Artistic relief: Cleveland Photo Fest brings cutting-edge photography exhibits to the city

After a year of uncertainty, a team of local photographers are bringing artistic relief to Cleveland with the 2021 Cleveland Photo Fest (CPF). “Unity Through Photography” is the perfect motto for CPF, as the event aims to bring professional and amateur photographers together in artistic expression. After a year of planning, Laura D'Alessandro, Jim Szudy, and Herb Ascherman, Jr. are finally staging CPF. 

Jim Szudy - Sam NortonThe festival is set to begin with its first event on Saturday, May 1st, followed by a calendar full of differently-themed photography exhibits, interactive media installations, and other socially-distanced events. CPF runs through Wednesday, June 30. 

The announcement of this year’s CPF garnered several hundred submissions, says Ascherman. “It was a major effort, of which we are extremely appreciative,” he says. The Botwick Design Art Initiative, 2729 Prospect Ave., is the anchor location for CPF Photothon, which includes the exhibits I Identify As—"Where participants photograph a randomly selected partner of a different racial background;”  Furtography—“a show for the dogs, in their noblest and most elegant;” Dear Diary—"show us your secrets, for women only;” and Deja Nude—“Upbeat, enlightened, and just plain fun nudity.” The exhibits will run the length of CPF.  

In addition to the Botwick, more than 40 venues will also host installations and works of art throughout the festival’s eight-week run. 

Venues include Prama Art Studio in Parma, The Bonfoey Gallery downtown, BayArts in Bay Village, and the LGBT Community Center of Greater Cleveland on Detroit Avenue. Special events and guest speakers are scheduled at the Botwick every Thursday night

Coinciding with the special Thursday night programs, multimedia artists will also be showcased with experimental music soundscapes, and projections of 2D and 3D imagery throughout the Botwick gallery spaces. “Another dynamic aspect [is] we are involving different local artists that wouldn’t usually have that platform to showcase their artistry—encompassing more and more as we go along,” explains Szudy of the musicians and sound technicians involved. 

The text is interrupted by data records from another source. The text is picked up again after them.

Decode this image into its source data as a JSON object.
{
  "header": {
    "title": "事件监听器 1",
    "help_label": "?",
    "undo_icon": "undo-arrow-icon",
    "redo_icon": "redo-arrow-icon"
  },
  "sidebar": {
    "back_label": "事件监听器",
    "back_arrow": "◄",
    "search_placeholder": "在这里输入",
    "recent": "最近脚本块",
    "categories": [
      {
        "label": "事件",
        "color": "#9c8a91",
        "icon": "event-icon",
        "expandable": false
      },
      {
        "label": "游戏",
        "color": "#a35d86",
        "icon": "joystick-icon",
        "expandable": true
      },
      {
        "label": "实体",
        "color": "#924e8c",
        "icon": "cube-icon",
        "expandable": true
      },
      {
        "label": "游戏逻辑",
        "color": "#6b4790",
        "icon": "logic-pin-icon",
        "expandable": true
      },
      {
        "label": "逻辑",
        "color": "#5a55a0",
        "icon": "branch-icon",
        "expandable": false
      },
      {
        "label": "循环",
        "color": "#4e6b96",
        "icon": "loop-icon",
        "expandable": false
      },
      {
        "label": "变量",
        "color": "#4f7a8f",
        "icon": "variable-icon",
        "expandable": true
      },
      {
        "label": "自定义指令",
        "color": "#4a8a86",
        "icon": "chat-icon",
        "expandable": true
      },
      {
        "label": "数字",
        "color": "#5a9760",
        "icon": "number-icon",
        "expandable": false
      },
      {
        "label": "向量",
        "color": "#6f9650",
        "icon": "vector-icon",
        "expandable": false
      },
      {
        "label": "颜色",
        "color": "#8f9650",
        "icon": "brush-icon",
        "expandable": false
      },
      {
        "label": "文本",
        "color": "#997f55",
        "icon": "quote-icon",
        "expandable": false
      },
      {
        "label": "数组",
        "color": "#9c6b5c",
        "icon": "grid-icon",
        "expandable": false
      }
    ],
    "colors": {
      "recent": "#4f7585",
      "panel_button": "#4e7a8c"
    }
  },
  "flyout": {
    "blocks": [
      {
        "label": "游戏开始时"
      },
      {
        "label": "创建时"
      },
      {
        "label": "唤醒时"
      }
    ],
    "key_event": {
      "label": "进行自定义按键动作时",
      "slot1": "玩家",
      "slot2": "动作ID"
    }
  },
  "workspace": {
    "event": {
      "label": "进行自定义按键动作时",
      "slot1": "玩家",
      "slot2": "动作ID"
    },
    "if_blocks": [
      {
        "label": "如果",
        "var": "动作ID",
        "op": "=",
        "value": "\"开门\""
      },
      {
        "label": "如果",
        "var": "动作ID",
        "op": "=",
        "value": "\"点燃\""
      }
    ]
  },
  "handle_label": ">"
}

In 2019, the CPF team came together after photographer and educator D'Alessandro felt that Cleveland needed more photography exhibitions and asked herself, “Where is all of the photography? We need to bring the community together.”

Karen Novak - SadieD’Alessandro then approached Ascherman—a stalwart in the photography world for decades who started the first nonprofit photography gallery in Cleveland in the 1970s. After an exchange of ideas and the common desire to bring the arts community together, D'Alessandro and Ascherman agreed something needed to be done. 

Through mutual friends in the art world, Szudy came on board to assist. A photographer, a multimedia technician, and a musician, Szudy was a perfect fit for the trio. The first CPF exploded on the scene within six months when it launched in 2019.  “The organization had 21 exhibitions throughout the city at 16 different locations, and 256 different photographers,” says Ascherman.

From CPF’s founding, the team was flooded with support from art galleries, curators, and even print houses offering their services. Then came the COVID-19 Pandemic. “Our biggest hurdle and factor was the unknown,” reflects Ascherman of just how the team navigated getting CPF off the ground for the 2021 event.

This year’s festival has grown even bigger with multiple locations throughout the Cleveland area. The team says they believe in Cleveland and they want to bring the city together in the celebration of art. “We are a city-promoting organization,” says Szudy.  “We have Cleveland at our forethought and our concept.”  

While art show openings typically include food and beverages, the current times call for things to operate a bit differently. “There will be none of the accessories to major gallery openings,” says Ascherman, describing the different feel of the upcoming events without the cocktail party additions. “We are really concentrating on the art. There is definitely a new paradigm in the art world.” 

As the openings approach, the team feels that with the proper protocols of mask mandates and distancing within the galleries, the events will be a safe and welcome respite. “People really want to get out,” says Ascherman. “And if we can do this in a socially responsible manner, we can all do this as a community social event.”

Read more articles by Rebecca Groynom.

Rebecca Groynom is a freelance writer, photographer, and resident of Cleveland Heights. In addition to writing for Fresh Water Cleveland, she has been published in several scientific journals, and her photography has been showcased in exhibitions throughout the US.
Signup for Email Alerts